Jerry, who works a few desks away from me, and I like to take non-smoking smoke breaks and play darts in the lounge. Neither of us know the actual rules of darts so we decide who wins by who gets the closest to the bulls eye, along with who gets the most darts on the colored sections. Usually Jerry wins, because most of my darts hit entirely outside of the dart board. Jerry would be over for the party, and I was sure that he would be impressed with the recent addition to my living room. He reads pulp science fiction and fantasy books like there’s no tomorrow, despite being quite a large, fit, sports-playing average kind of guy. Nerd-ism knows no bounds these days, not like it did when I was in high school. I thought about calling him to come over early, and thought about what he might suggest we do in this situation. Throwing darts in the hole may be a possibility, but I had no darts at home. Throwing something into it, though, could be a worthwhile experiment.
I picked up my phone and hit Jerry’s number. The phone rang a few times, and he picked up, apparently having just woken up.
“Jerry, hey, it’s Sam.”
“Uh-huh. What’s going on man?”
“Ahhh… well, something’s going on. I don’t quite know what though. Would you mind coming over this morning to help me out with… it?” I said, not knowing whether I should tell him what ‘it’ was or just let him experience it.
“It? What the hell are you talking about?”
“I have no idea.”
“You’re weird, man,” Jerry said, sounding both annoyed and amused at the same time.
“No shit. So you’ll come over?”
“Is this like, are you having problems with Alison again, or… feeling, things?”
“Huh? Uh, no, nothing like that. I don’t need you to Dr. Phil me or anything. There’s just a problem, thing, in my living room. I thought you could, you know, help me with.”
“Well, I’m no handy man but… you’re less of one than I am, so, sure. Give me like an hour and I’ll be over.”

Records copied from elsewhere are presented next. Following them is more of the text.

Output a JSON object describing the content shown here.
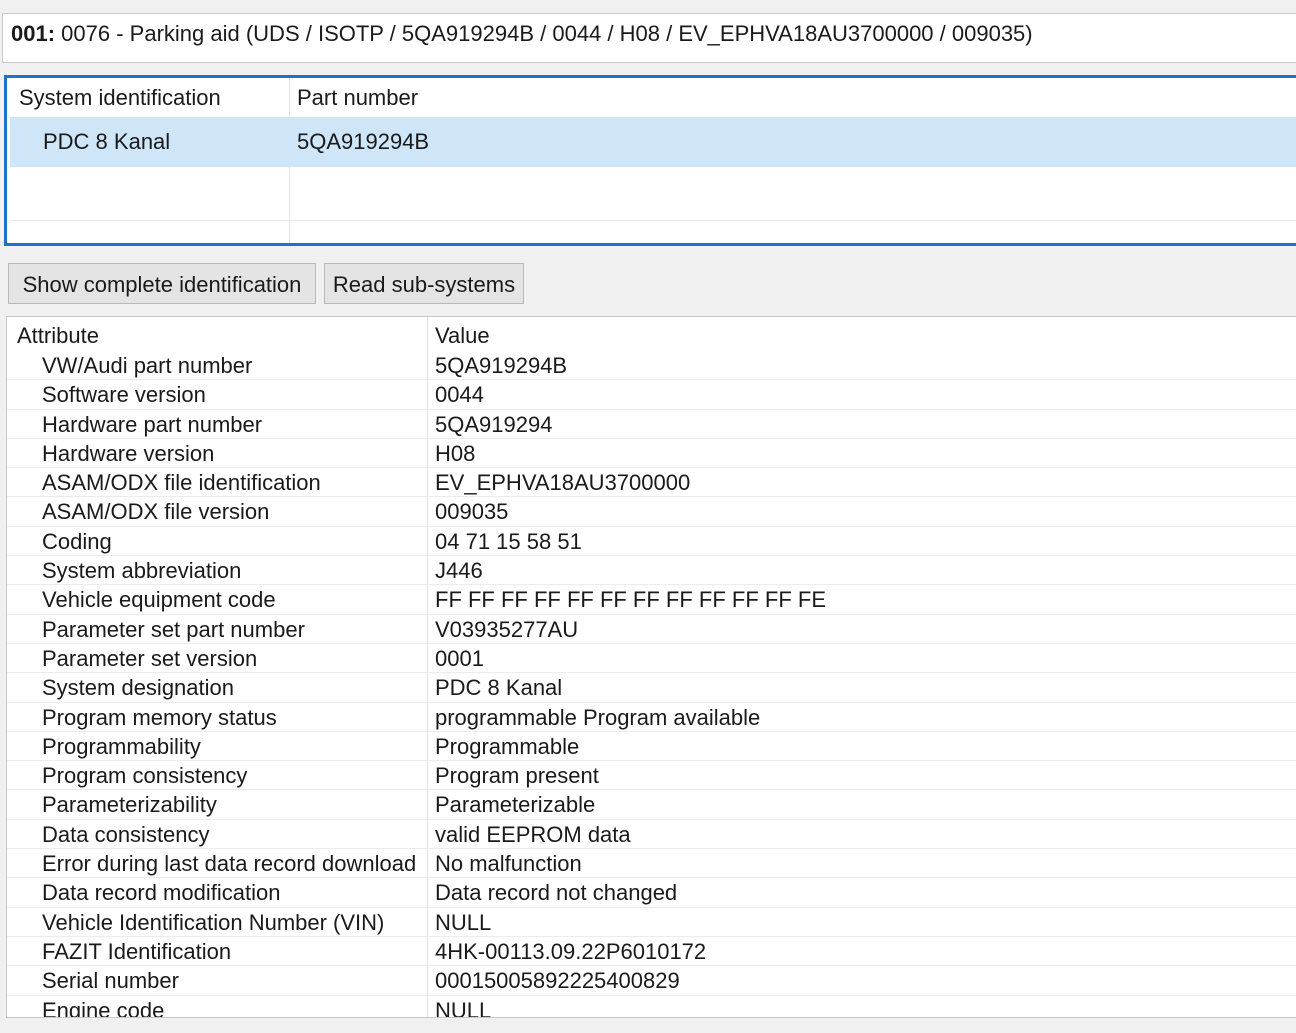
{
  "header": {
    "address": "001:",
    "title": "0076 - Parking aid  (UDS / ISOTP / 5QA919294B / 0044 / H08 / EV_EPHVA18AU3700000 / 009035)"
  },
  "system_table": {
    "columns": [
      "System identification",
      "Part number"
    ],
    "selected_row": {
      "system": "PDC 8 Kanal",
      "part_number": "5QA919294B"
    }
  },
  "buttons": {
    "show_complete": "Show complete identification",
    "read_subsystems": "Read sub-systems"
  },
  "attributes": {
    "columns": [
      "Attribute",
      "Value"
    ],
    "rows": [
      {
        "name": "VW/Audi part number",
        "value": "5QA919294B"
      },
      {
        "name": "Software version",
        "value": "0044"
      },
      {
        "name": "Hardware part number",
        "value": "5QA919294"
      },
      {
        "name": "Hardware version",
        "value": "H08"
      },
      {
        "name": "ASAM/ODX file identification",
        "value": "EV_EPHVA18AU3700000"
      },
      {
        "name": "ASAM/ODX file version",
        "value": "009035"
      },
      {
        "name": "Coding",
        "value": "04 71 15 58 51"
      },
      {
        "name": "System abbreviation",
        "value": "J446"
      },
      {
        "name": "Vehicle equipment code",
        "value": "FF FF FF FF FF FF FF FF FF FF FF FE"
      },
      {
        "name": "Parameter set part number",
        "value": "V03935277AU"
      },
      {
        "name": "Parameter set version",
        "value": "0001"
      },
      {
        "name": "System designation",
        "value": "PDC 8 Kanal"
      },
      {
        "name": "Program memory status",
        "value": "programmable Program available"
      },
      {
        "name": "Programmability",
        "value": "Programmable"
      },
      {
        "name": "Program consistency",
        "value": "Program present"
      },
      {
        "name": "Parameterizability",
        "value": "Parameterizable"
      },
      {
        "name": "Data consistency",
        "value": "valid EEPROM data"
      },
      {
        "name": "Error during last data record download",
        "value": "No malfunction"
      },
      {
        "name": "Data record modification",
        "value": "Data record not changed"
      },
      {
        "name": "Vehicle Identification Number (VIN)",
        "value": "NULL"
      },
      {
        "name": "FAZIT Identification",
        "value": "4HK-00113.09.22P6010172"
      },
      {
        "name": "Serial number",
        "value": "00015005892225400829"
      },
      {
        "name": "Engine code",
        "value": "NULL"
      }
    ]
  }
}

“Thanks, I appreciate it… you have no idea. See ya.”
“Yeah, sure, see ya,” Jerry said, then he clicked off.